© Estate of Donald Judd, VAGA (New-York) / SODART (Montreal) 2003
- Environmental art
- Definition: Refers to art, which involves the creation or manipulation of a large or enclosed space, which effectively surrounds its audience.
© Richard Serra / ARS (New-York) / SODRAC (Montreal)
- Definition: The foremost concern of the Minimal artists Donald Judd, Carl Andre, Robert Morris, Sol LeWitt, and Dan Flavin , was how to use space as a primary element of their art. They began making sculptures of a radical simplicity, abandoning traditional composition, and rejecting surface detail and hierarchical relationships, so that the physical properties of the materials would be perceived with greater clarity. Their critical discussions about the nature of painting itself became the basis for their inquiries into the definition of the art object. What classified something as art? What properties belong uniquely to sculpture? Such questions would lead to a consideration of volume, mass, weight, and the role of space. Questioning the nature of experience and knowledge, these young idealistic artists became critics themselves, writing about their own art and that of their peers. Their theoretical positions, informed in varying degrees by inquiries into phenomenology, behavioural psychology, metaphysics, and Eastern philosophies, were sometimes publicly articulated. As Robert Morris pointed out, simple shapes should not be equated with simplicity of experience. The simplicity of forms is a disguise for the complexity of thought that gave them definition.
© Robert Fones
- Definition: A basic unit of which the dimensions of the major parts of a work are multiples. The principle is used in sculpture and other art forms and in architecture, where the module may be the dimensions of an important part of a building, such as a column, or simply some commonly accepted unit of measurement.
Carl Andre, Lever, 1966 © VAGA (New York)/SODART (Montreal) 2003
- Process art
- Definition: Beginning in the late 60?s, some American artists placed greater emphasis on the process of making an art object. The inherent properties of the materials used determined the final outcome of the form. These artists abandoned control and allowed chance and the physical characteristics of the materials to determine the final look of the work. Artists like Robert Morris, once a leading spokesman for Minimalism, began to reject the order, structural clarity, and precision of Minimalism. In place of preconceived forms and strictly delineated shapes he began using non?rigid materials in loose, indeterminate arrangements, giving them a feel of disorder and chaos.
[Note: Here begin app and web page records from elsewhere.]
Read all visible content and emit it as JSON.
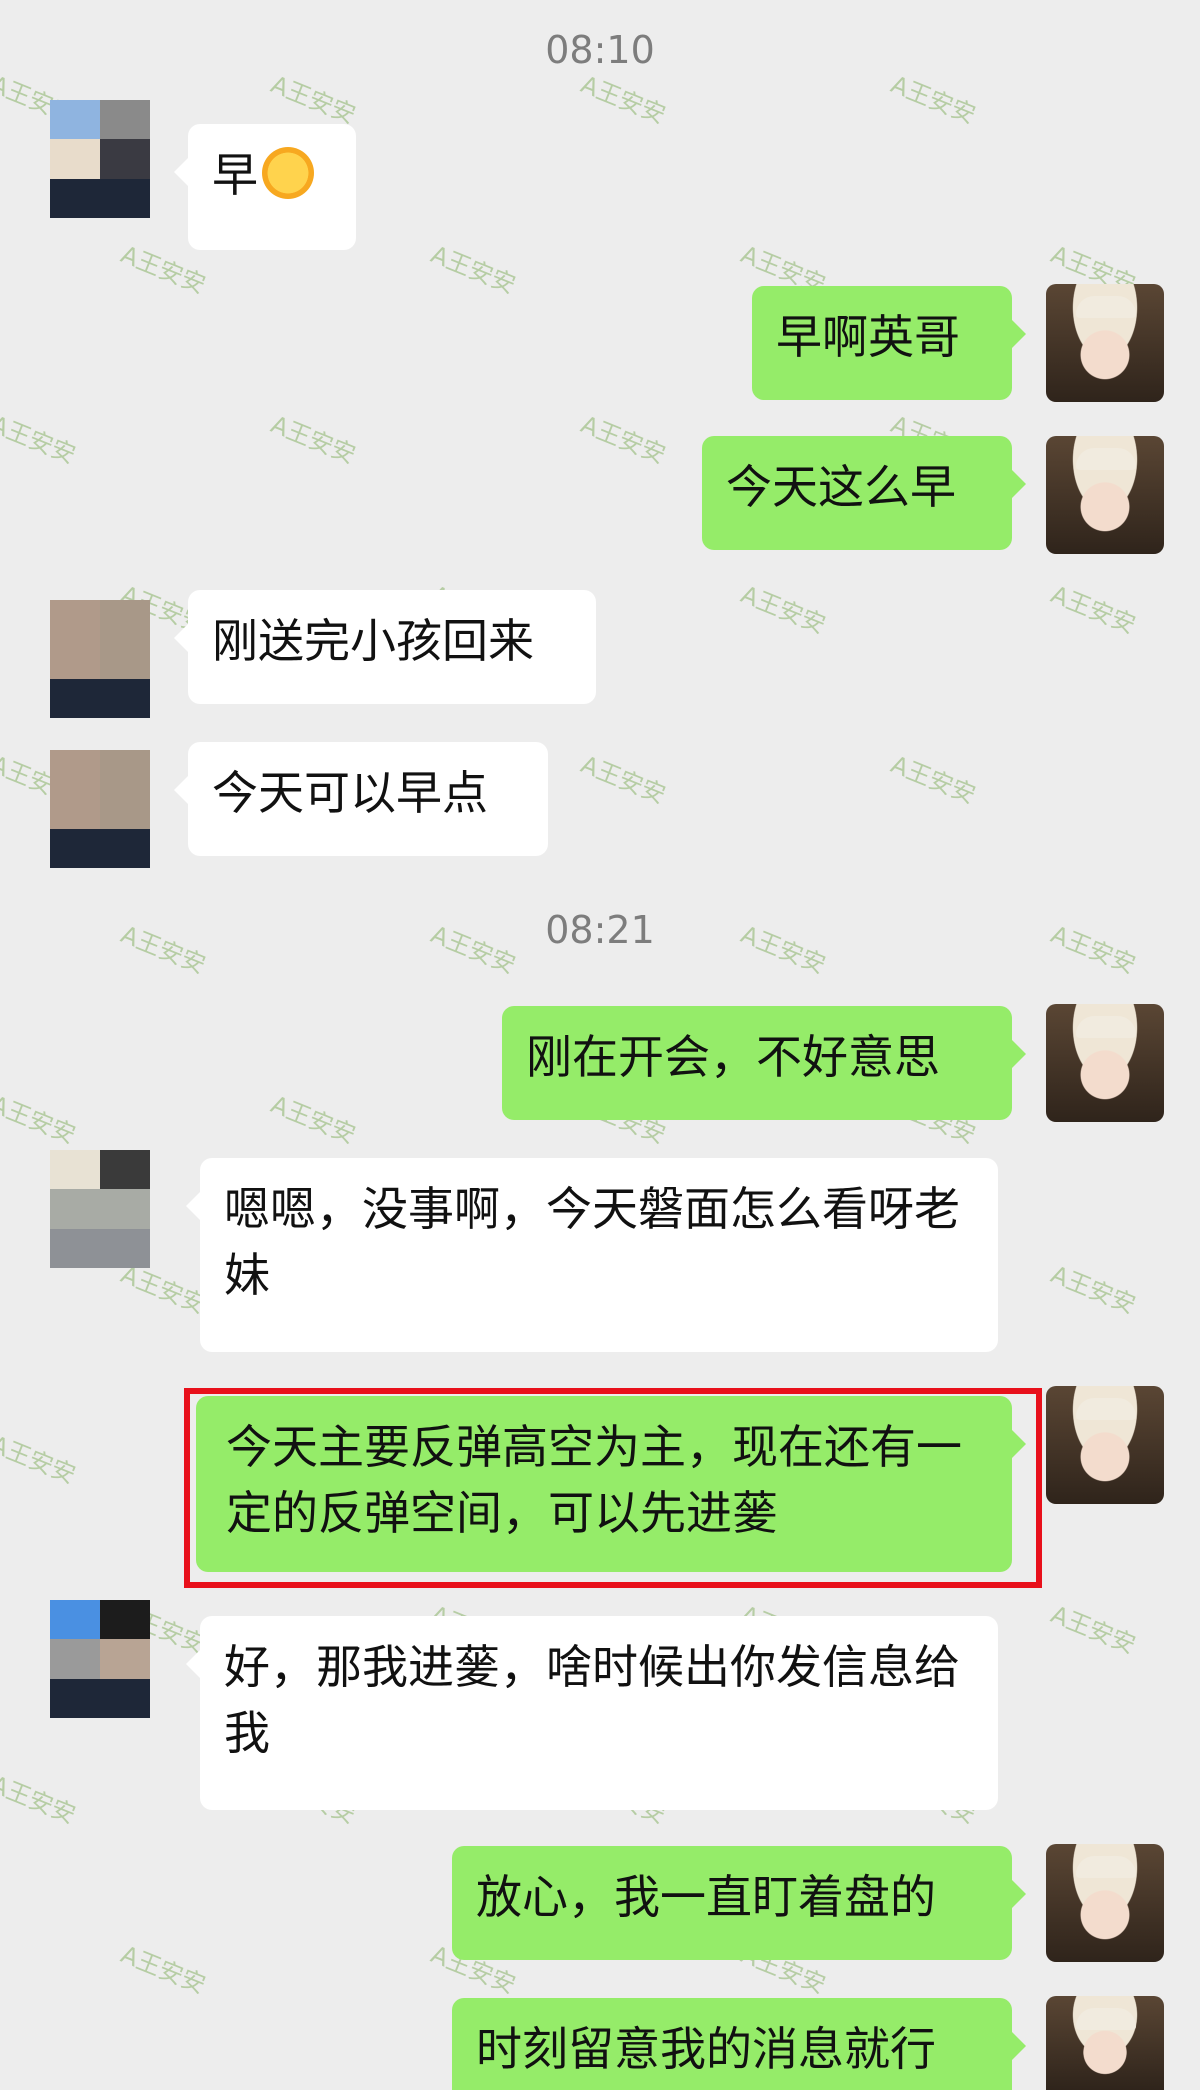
{
  "watermark": "A王安安",
  "timestamps": [
    "08:10",
    "08:21"
  ],
  "messages": [
    {
      "side": "left",
      "text": "早",
      "emoji": "sun-emoji"
    },
    {
      "side": "right",
      "text": "早啊英哥"
    },
    {
      "side": "right",
      "text": "今天这么早"
    },
    {
      "side": "left",
      "text": "刚送完小孩回来"
    },
    {
      "side": "left",
      "text": "今天可以早点"
    },
    {
      "side": "right",
      "text": "刚在开会，不好意思"
    },
    {
      "side": "left",
      "text": "嗯嗯，没事啊，今天磐面怎么看呀老妹"
    },
    {
      "side": "right",
      "text": "今天主要反弹高空为主，现在还有一定的反弹空间，可以先进蓌",
      "highlighted": true
    },
    {
      "side": "left",
      "text": "好，那我进蓌，啥时候出你发信息给我"
    },
    {
      "side": "right",
      "text": "放心，我一直盯着盘的"
    },
    {
      "side": "right",
      "text": "时刻留意我的消息就行"
    }
  ],
  "colors": {
    "background": "#ededed",
    "right_bubble": "#95ec69",
    "left_bubble": "#ffffff",
    "highlight_box": "#e8101b"
  }
}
Because of the emphasis on the process of making, and the way the inherent properties of materials determined the final outcome of the form, these works were called ?Process? art.
© Robert Morris / ARS (New-York) / SODRAC (Montreal)
- Definition: An element of art that refers to the distance or area between, around, above, below, or within things. It can be described as two-dimensional or three-dimensional; as flat, shallow, or deep, as positive or negative.